Names in human history have often had a particular significance that goes beyond personal identification but expresses someone’s nature or achievements. Think William the Conqueror or Jesus (in Hebrew: Yeshua, God saves).
When it comes to God, how can we humans understand an infinite deity, unless he reveals himself to us in ways we can grasp?
One of the most important ways God does this, members of the Abrahamic faiths believe, is in the variety of names by which he is known, which show his majesty, power, protection, provision, love and tenderness.
Islam records 99 names for God, and Muslims are taught to meditate on these to increase their faith, understanding and confidence. Judaism and Christianity have a similar tradition, though fewer names.
The Old Testament has about 30 names describing God’s character and attributes. These include God (implying creator and judge), Lord (which is how we translate God’s covenant name with his people; Yahweh was in earlier times translated to Jehovah), Lord God Almighty, The Holy One of Israel, The Everlasting God, God Most High, the Lord our Righteousness, The Lord will Provide, The Lord of Hosts, The Lord is Peace, and The Lord who Heals.
Yahweh is so holy that religious Jews never use it, substituting another name, Adonai (Lord/Master). In the book of Exodus, God introduces himself to Moses by this name, translated as “I am who I am”, conveying that he is the absolute essence of existence. It is much the most common name, appearing more than 6500 times through the Bible.
One of the most evocative names is The Lord is my Shepherd. It occurs only once in the Old Testament, in the famous opening line of Psalm 23 – “The Lord is my Shepherd, I shall not want” – but the shepherd theme is consistent throughout both Old and New Testaments.
Jesus identifies himself as the good shepherd, who lays down his life for the sheep.
The Prophet Isaiah wrote 2700 years ago that God tends his flock like a shepherd: He gathers the lambs in his arms and carries them close to his heart; he gently leads those who have young. A little later, according to the prophet Ezekiel, God says he himself will search for his sheep and look after them, rescuing them from all the places they were scattered.
In the New Testament, Jesus identifies himself as the good shepherd, who lays down his life for the sheep. The good shepherd is willing to leave his 99 sheep to find the one who wandered off. In all, a beautiful picture of tenderness and persistence because God “is not willing that any of these little ones should perish”.

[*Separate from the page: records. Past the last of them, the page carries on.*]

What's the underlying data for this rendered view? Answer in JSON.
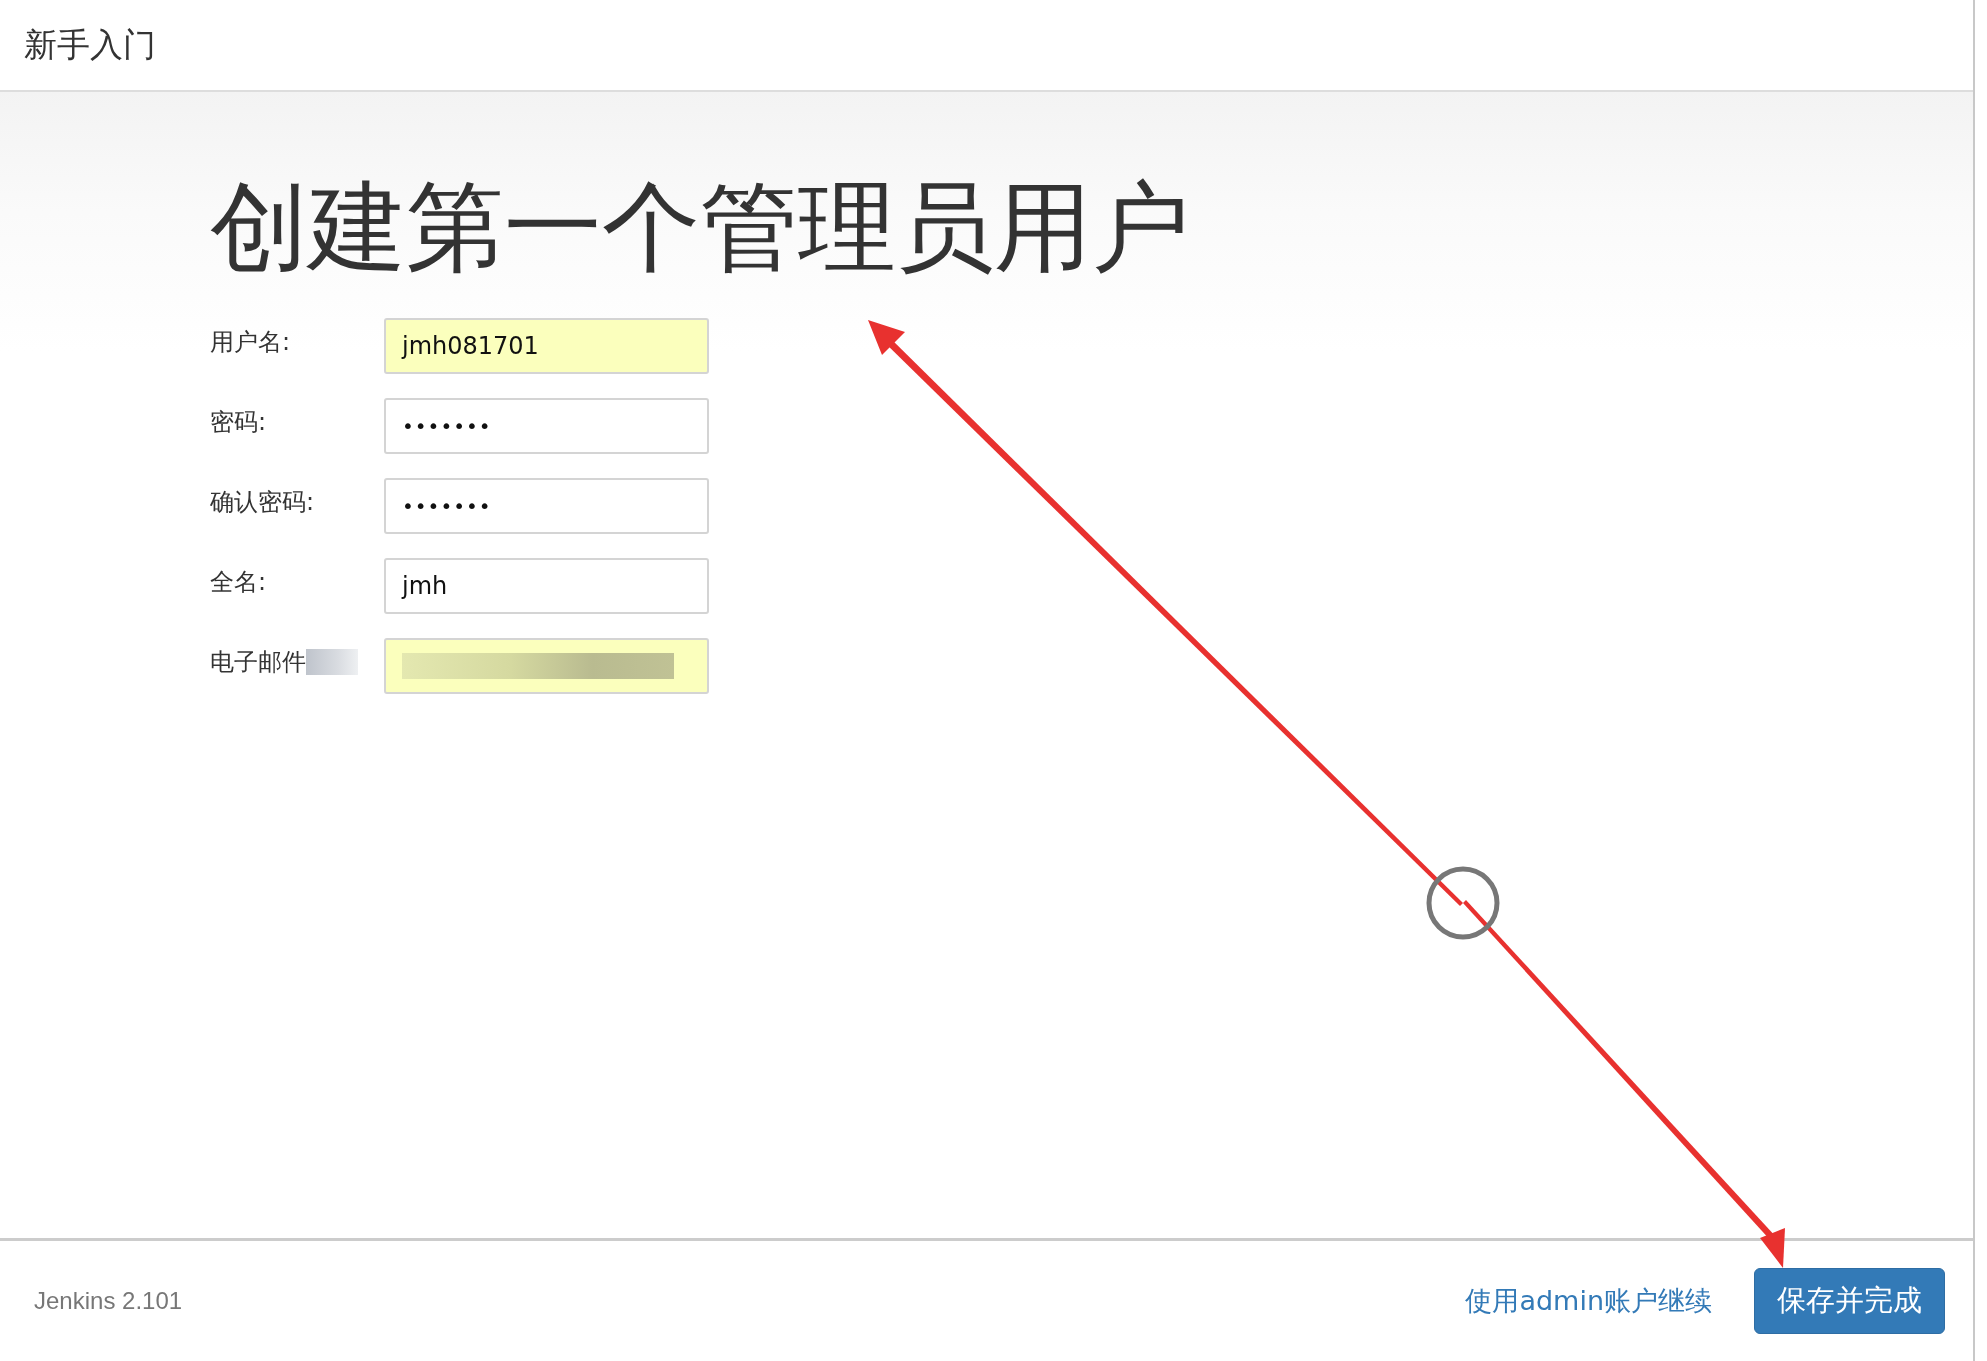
{
  "header": {
    "title": "新手入门"
  },
  "heading": "创建第一个管理员用户",
  "form_fields": [
    {
      "label": "用户名:",
      "kind": "text",
      "value": "jmh081701",
      "highlighted": true
    },
    {
      "label": "密码:",
      "kind": "password",
      "value": "•••••••",
      "highlighted": false
    },
    {
      "label": "确认密码:",
      "kind": "password",
      "value": "•••••••",
      "highlighted": false
    },
    {
      "label": "全名:",
      "kind": "text",
      "value": "jmh",
      "highlighted": false
    },
    {
      "label": "电子邮件",
      "kind": "redacted",
      "highlighted": true
    }
  ],
  "footer": {
    "version": "Jenkins 2.101",
    "link": "使用admin账户继续",
    "button": "保存并完成"
  }
}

Each of the names of God teaches something unique and wonderful about him that educates, comforts and inspires believers.

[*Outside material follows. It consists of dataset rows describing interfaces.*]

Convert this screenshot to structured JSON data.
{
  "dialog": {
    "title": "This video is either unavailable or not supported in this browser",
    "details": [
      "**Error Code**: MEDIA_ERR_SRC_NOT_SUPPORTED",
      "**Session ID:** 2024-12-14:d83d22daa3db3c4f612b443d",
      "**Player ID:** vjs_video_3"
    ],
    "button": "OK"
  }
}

Barney Zwartz is a senior fellow of the Centre for Public Christianity.
This article first appeared in The Age.